Dallas, Texas (PRWEB) September 20, 2012
Burning Tree, a long-term drug and alcohol treatment center in Texas, is pushing to become nation’s leading treatment center for athletes struggling with addiction due to their programming of accountability consistency, and responsibility which helps break through some of the obstacles of trying to be a recovering athlete. This appoarch is the cheif reason for Burning Tree's launch into the athlete treatment space.
With athletes making headlines due to drug and alcohol arrests, instead of on the playing field, Burning Tree’s programs are an excellent fit for athletes unable to find balance on and off the field.
Burning Tree is finding an increase in former athletes admitting into their programs. Whether on a city-wide level, or on a national level, clients with an athletic background are finding the solution they so desperately have chased once leaving the playing field. Seeking that competitive edge and narrowly focusing on finding extra boost and energy, athletes are turning to prescription drugs, recreational drugs, and alcohol.
Two of the most commonly abused medications in sports are narcotic painkillers, such as Vicodin and OxyContin, and prescription stimulants, such as Ritalin or Adderall. Prescription painkillers are frequently prescribed for legitimate pain complaints following injuries sustained on the field. Their widespread misuse after the injury isn’t surprising given the aggressive nature of sports and the intense pressure on athletes to play injured.

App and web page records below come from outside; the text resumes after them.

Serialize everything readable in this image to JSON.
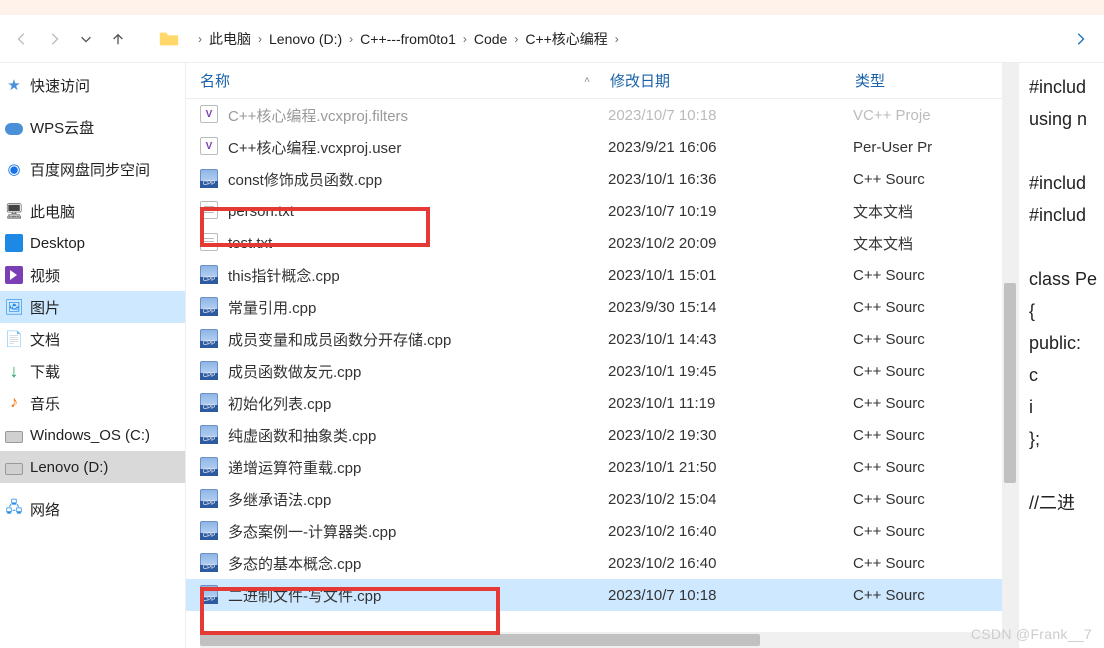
{
  "breadcrumb": [
    "此电脑",
    "Lenovo (D:)",
    "C++---from0to1",
    "Code",
    "C++核心编程"
  ],
  "sidebar": [
    {
      "icon": "star",
      "label": "快速访问"
    },
    {
      "icon": "cloud",
      "label": "WPS云盘"
    },
    {
      "icon": "baidu",
      "label": "百度网盘同步空间"
    },
    {
      "icon": "pc",
      "label": "此电脑"
    },
    {
      "icon": "blue",
      "label": "Desktop"
    },
    {
      "icon": "video",
      "label": "视频"
    },
    {
      "icon": "pictures",
      "label": "图片",
      "cls": "pictures"
    },
    {
      "icon": "doc",
      "label": "文档"
    },
    {
      "icon": "down",
      "label": "下载"
    },
    {
      "icon": "music",
      "label": "音乐"
    },
    {
      "icon": "drive",
      "label": "Windows_OS (C:)"
    },
    {
      "icon": "drive",
      "label": "Lenovo (D:)",
      "cls": "selected"
    },
    {
      "icon": "net",
      "label": "网络"
    }
  ],
  "columns": {
    "name": "名称",
    "date": "修改日期",
    "type": "类型"
  },
  "files": [
    {
      "icon": "proj",
      "name": "C++核心编程.vcxproj.filters",
      "date": "2023/10/7 10:18",
      "type": "VC++ Proje",
      "cut": true
    },
    {
      "icon": "proj",
      "name": "C++核心编程.vcxproj.user",
      "date": "2023/9/21 16:06",
      "type": "Per-User Pr"
    },
    {
      "icon": "cpp",
      "name": "const修饰成员函数.cpp",
      "date": "2023/10/1 16:36",
      "type": "C++ Sourc"
    },
    {
      "icon": "txt",
      "name": "person.txt",
      "date": "2023/10/7 10:19",
      "type": "文本文档",
      "hl": 1
    },
    {
      "icon": "txt",
      "name": "test.txt",
      "date": "2023/10/2 20:09",
      "type": "文本文档"
    },
    {
      "icon": "cpp",
      "name": "this指针概念.cpp",
      "date": "2023/10/1 15:01",
      "type": "C++ Sourc"
    },
    {
      "icon": "cpp",
      "name": "常量引用.cpp",
      "date": "2023/9/30 15:14",
      "type": "C++ Sourc"
    },
    {
      "icon": "cpp",
      "name": "成员变量和成员函数分开存储.cpp",
      "date": "2023/10/1 14:43",
      "type": "C++ Sourc"
    },
    {
      "icon": "cpp",
      "name": "成员函数做友元.cpp",
      "date": "2023/10/1 19:45",
      "type": "C++ Sourc"
    },
    {
      "icon": "cpp",
      "name": "初始化列表.cpp",
      "date": "2023/10/1 11:19",
      "type": "C++ Sourc"
    },
    {
      "icon": "cpp",
      "name": "纯虚函数和抽象类.cpp",
      "date": "2023/10/2 19:30",
      "type": "C++ Sourc"
    },
    {
      "icon": "cpp",
      "name": "递增运算符重载.cpp",
      "date": "2023/10/1 21:50",
      "type": "C++ Sourc"
    },
    {
      "icon": "cpp",
      "name": "多继承语法.cpp",
      "date": "2023/10/2 15:04",
      "type": "C++ Sourc"
    },
    {
      "icon": "cpp",
      "name": "多态案例一-计算器类.cpp",
      "date": "2023/10/2 16:40",
      "type": "C++ Sourc"
    },
    {
      "icon": "cpp",
      "name": "多态的基本概念.cpp",
      "date": "2023/10/2 16:40",
      "type": "C++ Sourc"
    },
    {
      "icon": "cpp",
      "name": "二进制文件-写文件.cpp",
      "date": "2023/10/7 10:18",
      "type": "C++ Sourc",
      "sel": true,
      "hl": 2
    }
  ],
  "preview": [
    "#includ",
    "using n",
    "",
    "#includ",
    "#includ",
    "",
    "class Pe",
    "{",
    "public:",
    "      c",
    "      i",
    "};",
    "",
    "//二进"
  ],
  "watermark": "CSDN @Frank__7"
}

According to a study from Washington University, retired NFL players misuse opioid pain medications at a rate more than four times that of the general population. More than half (52 percent) of NFL retired players said they used prescription pain medication, 71 percent of whom admitted abusing the drugs during their sports career.
Some athletes feign symptoms of attention deficit hyperactivity disorder (ADHD) to get “legal” amphetamines. According to records from Major League Baseball, the number of players getting “therapeutic use exemptions” from baseball’s amphetamines ban quadrupled in recent years.
Burning Tree maintains two treatment centers in Texas, near Austin and Dallas, providing long-term residential treatment for substance abuse patients from the contiguous U.S. The centers provide a dual diagnosis to determine potential co-occurring mental health disorders and substance abuse. A specialty of treating clients with chronic relapse has made the Burning Tree program highly successful, documented by a success rate of 73 percent based on a four-year study.
A full list of substance abuse services available at Burning Tree can be found online at http://www.burningtree.com. The site also contains resources for understanding addiction and different treatment approaches.